I don't believe this is strictly true.  We can make Python binaries
availabe over NFS.  Other factors, though, will probably, lead us down
this path.

Perhaps this is a technique that I don't understand here, as I thought that 'python' command should be found in the default path. (Cf. my previous email of July 22)
 
While using a single volume is possible, I'm still not liking the
changes it would require on our client system.  As a result, I think
I'm going to first try post-processing run.yaml to add the needed PVs,
PVCs and mounts.

Sounds good. For mouning multiple PVCs on HiveServer2, you could update run.yaml after executing ts-node. For mounting multiple PVCs on worker Pods, we discussed a (somewhat ugly) technique in the previous email (July 24).

You can also mount several PersistentVolumes. Either you could rebuild the Docker image from scratch after updating mr3-setup.sh, or use an ugly hack like (with /foo/bar1, /foo/bar2, /foo/bar3 in Docker image):

WORK_DIR_PERSISTENT_VOLUME_CLAIM=pvc1
WORK_DIR_PERSISTENT_VOLUME_CLAIM_MOUNT_DIR=/foo/bar1,pvc2=/foo/bar2,pvc3=/foo/bar3


However, if you would like to see an extension of MR3 for facilitating mounting multiple PVCs, please let me know your spec and we will try to implement it.

--- Sungwoo

David Engel

unread,
Sep 27, 2022, 3:49:45 PM9/27/22
to Sungwoo Park, MR3
On Wed, Sep 28, 2022 at 12:36:54AM +0900, Sungwoo Park wrote:
> >
> > > For using Python scripts, you need to create a new Docker image anyway,
> > so
> >
> > I don't believe this is strictly true. We can make Python binaries
> > availabe over NFS. Other factors, though, will probably, lead us down
> > this path.
> >
>
> Perhaps this is a technique that I don't understand here, as I thought that
> 'python' command should be found in the default path. (Cf. my previous
> email of July 22)

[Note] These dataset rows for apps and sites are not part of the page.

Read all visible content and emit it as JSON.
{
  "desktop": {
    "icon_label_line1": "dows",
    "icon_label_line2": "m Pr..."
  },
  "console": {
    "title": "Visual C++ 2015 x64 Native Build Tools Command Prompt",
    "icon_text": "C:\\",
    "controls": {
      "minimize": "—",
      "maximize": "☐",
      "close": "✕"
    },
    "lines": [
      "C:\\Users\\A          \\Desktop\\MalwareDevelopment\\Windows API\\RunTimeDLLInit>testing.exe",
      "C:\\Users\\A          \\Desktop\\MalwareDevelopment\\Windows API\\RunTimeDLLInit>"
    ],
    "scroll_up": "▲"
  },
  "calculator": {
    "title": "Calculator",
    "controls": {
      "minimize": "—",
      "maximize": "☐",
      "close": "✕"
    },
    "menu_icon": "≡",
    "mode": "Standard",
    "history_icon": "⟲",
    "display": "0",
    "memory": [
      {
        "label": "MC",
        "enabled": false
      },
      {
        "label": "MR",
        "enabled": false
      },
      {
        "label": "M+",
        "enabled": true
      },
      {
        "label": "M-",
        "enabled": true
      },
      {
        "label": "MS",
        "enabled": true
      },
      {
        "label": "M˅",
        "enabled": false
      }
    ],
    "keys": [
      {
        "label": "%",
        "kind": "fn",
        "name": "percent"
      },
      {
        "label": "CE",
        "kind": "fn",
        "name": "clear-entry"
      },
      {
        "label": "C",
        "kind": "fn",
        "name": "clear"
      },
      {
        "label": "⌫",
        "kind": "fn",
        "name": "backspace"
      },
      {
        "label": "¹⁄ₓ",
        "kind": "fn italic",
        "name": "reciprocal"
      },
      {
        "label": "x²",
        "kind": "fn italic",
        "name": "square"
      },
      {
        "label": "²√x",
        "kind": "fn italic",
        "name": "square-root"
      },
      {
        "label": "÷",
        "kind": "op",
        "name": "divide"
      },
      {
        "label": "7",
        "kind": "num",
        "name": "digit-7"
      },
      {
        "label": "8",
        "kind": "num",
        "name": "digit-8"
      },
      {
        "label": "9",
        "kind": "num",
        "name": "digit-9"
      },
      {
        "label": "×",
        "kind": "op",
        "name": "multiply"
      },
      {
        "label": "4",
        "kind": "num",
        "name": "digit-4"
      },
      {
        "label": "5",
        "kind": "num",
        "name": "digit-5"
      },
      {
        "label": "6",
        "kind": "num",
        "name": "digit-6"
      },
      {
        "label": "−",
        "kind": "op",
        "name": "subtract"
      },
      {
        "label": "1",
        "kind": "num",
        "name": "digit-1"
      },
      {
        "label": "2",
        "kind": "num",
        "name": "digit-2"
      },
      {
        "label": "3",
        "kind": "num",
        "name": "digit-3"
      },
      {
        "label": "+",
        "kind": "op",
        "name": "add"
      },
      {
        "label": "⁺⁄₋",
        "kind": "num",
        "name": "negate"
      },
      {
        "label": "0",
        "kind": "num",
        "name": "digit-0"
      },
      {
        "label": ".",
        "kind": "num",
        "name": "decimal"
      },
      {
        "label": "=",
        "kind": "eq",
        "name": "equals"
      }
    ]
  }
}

We could run a query similar to the following:

select transform(*)
using '/home/path/to/conda/bin/python3 /home/path/to/scripts/transform.py'
from ...

> > While using a single volume is possible, I'm still not liking the
> > changes it would require on our client system. As a result, I think
> > I'm going to first try post-processing run.yaml to add the needed PVs,
> > PVCs and mounts.
> >
>
> Sounds good. For mouning multiple PVCs on HiveServer2, you could update
> run.yaml after executing ts-node. For mounting multiple PVCs on worker
> Pods, we discussed a (somewhat ugly) technique in the previous email (July
> 24).

I have the editing of run.yaml working to add 2, new, pv/pvcs.

> *You can also mount several PersistentVolumes. Either you could rebuild the
> Docker image from scratch after updating mr3-setup.sh, or use an ugly hack
> like (with /foo/bar1, /foo/bar2, /foo/bar3 in Docker
> image):WORK_DIR_PERSISTENT_VOLUME_CLAIM=pvc1WORK_DIR_PERSISTENT_VOLUME_CLAIM_MOUNT_DIR=/foo/bar1,pvc2=/foo/bar2,pvc3=/foo/bar3*
>
> However, if you would like to see an extension of MR3 for facilitating
> mounting multiple PVCs, please let me know your spec and we will try to
> implement it.

We are an anachronism in still needing transforms. The only other
possible use for arbitrary, NFS mounts I can think of right now is to
pass files by name into Hive UDFs. I you think that's useful to other
users, feel free to add it to your TODO list. We have a viable work
around so I wouldn't make it a high priority. Our spec would simply
be a list of tuples including server IP/hostname, remote directory,
local directory and read-write/read-only indication.
Reply all
Reply to author
Forward
0 new messages